─── Input data

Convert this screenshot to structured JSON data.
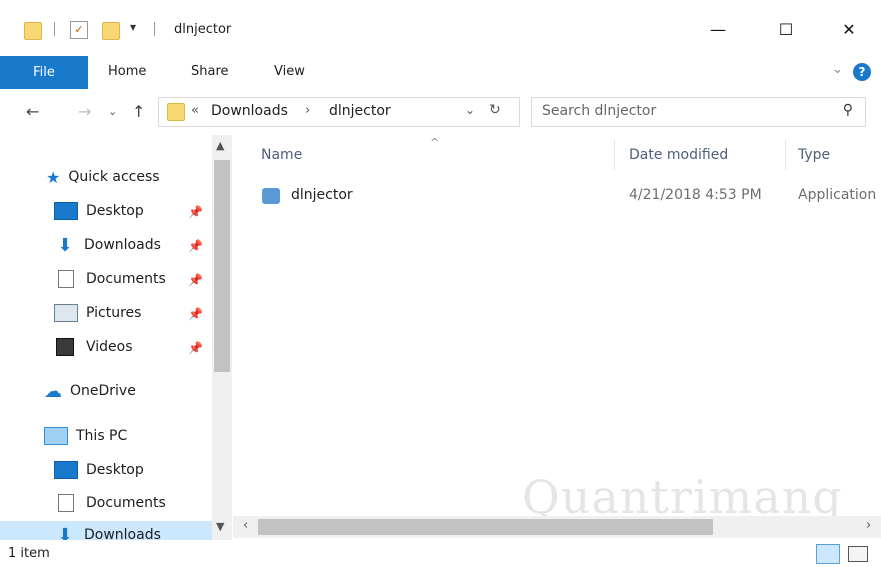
{
  "window": {
    "title": "dlnjector",
    "minimize_glyph": "—",
    "maximize_glyph": "☐",
    "close_glyph": "✕"
  },
  "ribbon": {
    "tabs": [
      "File",
      "Home",
      "Share",
      "View"
    ],
    "help_glyph": "?",
    "expand_glyph": "⌄"
  },
  "address": {
    "overflow": "«",
    "crumbs": [
      "Downloads",
      "dlnjector"
    ],
    "separator": "›",
    "search_placeholder": "Search dlnjector"
  },
  "nav": {
    "quick_access": "Quick access",
    "quick_items": [
      "Desktop",
      "Downloads",
      "Documents",
      "Pictures",
      "Videos"
    ],
    "onedrive": "OneDrive",
    "this_pc": "This PC",
    "pc_items": [
      "Desktop",
      "Documents",
      "Downloads"
    ]
  },
  "columns": {
    "name": "Name",
    "date": "Date modified",
    "type": "Type"
  },
  "files": [
    {
      "name": "dlnjector",
      "date": "4/21/2018 4:53 PM",
      "type": "Application"
    }
  ],
  "status": {
    "count": "1 item"
  },
  "watermark": "Quantrimang"
}
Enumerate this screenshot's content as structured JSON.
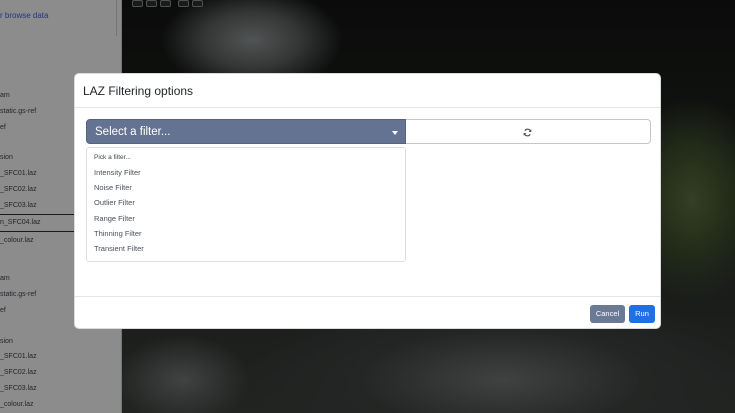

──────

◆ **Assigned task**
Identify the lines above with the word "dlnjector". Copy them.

◆ **Written response**
    "title": "dlnjector",
      "dlnjector"
    "search_placeholder": "Search dlnjector"
      "name": "dlnjector",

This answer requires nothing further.